- Your objective
Copies of all lines containing the string "code" are needed from the data below.

- Record excerpts

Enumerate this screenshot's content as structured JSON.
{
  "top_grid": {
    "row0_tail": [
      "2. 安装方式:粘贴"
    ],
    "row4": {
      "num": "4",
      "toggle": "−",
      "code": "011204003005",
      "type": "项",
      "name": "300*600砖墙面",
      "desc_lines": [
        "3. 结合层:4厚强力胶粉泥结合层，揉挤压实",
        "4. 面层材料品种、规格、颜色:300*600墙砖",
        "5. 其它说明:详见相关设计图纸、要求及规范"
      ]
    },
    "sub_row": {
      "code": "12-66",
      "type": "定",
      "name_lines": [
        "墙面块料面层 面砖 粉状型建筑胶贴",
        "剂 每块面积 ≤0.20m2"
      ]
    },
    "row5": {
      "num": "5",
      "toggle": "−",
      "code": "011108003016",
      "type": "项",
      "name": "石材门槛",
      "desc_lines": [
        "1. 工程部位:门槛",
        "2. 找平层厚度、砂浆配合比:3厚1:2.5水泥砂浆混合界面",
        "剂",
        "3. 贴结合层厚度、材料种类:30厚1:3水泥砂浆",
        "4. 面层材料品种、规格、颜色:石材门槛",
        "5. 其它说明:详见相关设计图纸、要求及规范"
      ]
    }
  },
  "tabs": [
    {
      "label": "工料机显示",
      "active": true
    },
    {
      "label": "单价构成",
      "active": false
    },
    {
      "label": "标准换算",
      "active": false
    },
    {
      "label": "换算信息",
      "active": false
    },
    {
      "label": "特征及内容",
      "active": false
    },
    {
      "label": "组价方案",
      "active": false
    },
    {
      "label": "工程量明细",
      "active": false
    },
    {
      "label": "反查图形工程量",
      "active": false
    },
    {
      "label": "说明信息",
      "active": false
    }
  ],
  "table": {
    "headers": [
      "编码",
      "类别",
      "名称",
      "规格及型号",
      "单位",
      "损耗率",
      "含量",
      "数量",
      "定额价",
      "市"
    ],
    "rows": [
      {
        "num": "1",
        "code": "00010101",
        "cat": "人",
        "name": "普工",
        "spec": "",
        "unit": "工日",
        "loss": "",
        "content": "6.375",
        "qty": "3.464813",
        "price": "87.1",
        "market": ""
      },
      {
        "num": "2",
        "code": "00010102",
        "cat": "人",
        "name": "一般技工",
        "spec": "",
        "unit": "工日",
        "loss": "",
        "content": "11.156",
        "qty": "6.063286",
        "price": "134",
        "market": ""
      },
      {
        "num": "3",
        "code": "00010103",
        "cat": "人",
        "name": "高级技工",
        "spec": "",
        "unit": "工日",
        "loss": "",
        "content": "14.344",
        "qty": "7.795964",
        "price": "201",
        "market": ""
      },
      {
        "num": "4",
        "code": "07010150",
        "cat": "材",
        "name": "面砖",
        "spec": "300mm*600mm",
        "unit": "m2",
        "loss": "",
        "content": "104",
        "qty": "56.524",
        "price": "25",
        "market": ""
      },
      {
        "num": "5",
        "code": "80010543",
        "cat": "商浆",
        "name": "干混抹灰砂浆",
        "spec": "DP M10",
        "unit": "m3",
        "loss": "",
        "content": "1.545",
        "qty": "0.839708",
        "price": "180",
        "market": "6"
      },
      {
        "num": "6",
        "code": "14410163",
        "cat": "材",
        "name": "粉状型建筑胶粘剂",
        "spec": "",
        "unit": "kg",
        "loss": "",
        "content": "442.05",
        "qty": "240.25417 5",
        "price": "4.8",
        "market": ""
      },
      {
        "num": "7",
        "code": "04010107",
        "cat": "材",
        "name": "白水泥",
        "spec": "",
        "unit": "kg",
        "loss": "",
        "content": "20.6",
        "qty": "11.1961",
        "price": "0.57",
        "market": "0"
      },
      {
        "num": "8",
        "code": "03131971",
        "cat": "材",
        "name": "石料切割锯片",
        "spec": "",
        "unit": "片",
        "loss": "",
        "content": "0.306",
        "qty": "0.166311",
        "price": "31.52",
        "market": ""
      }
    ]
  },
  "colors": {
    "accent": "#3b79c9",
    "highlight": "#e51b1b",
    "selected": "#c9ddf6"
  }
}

- Task result
      "code": "011204003005",
      "code": "12-66",
      "code": "011108003016",
        "code": "00010101",
        "code": "00010102",
        "code": "00010103",
        "code": "07010150",
        "code": "80010543",
        "code": "14410163",
        "code": "04010107",
        "code": "03131971",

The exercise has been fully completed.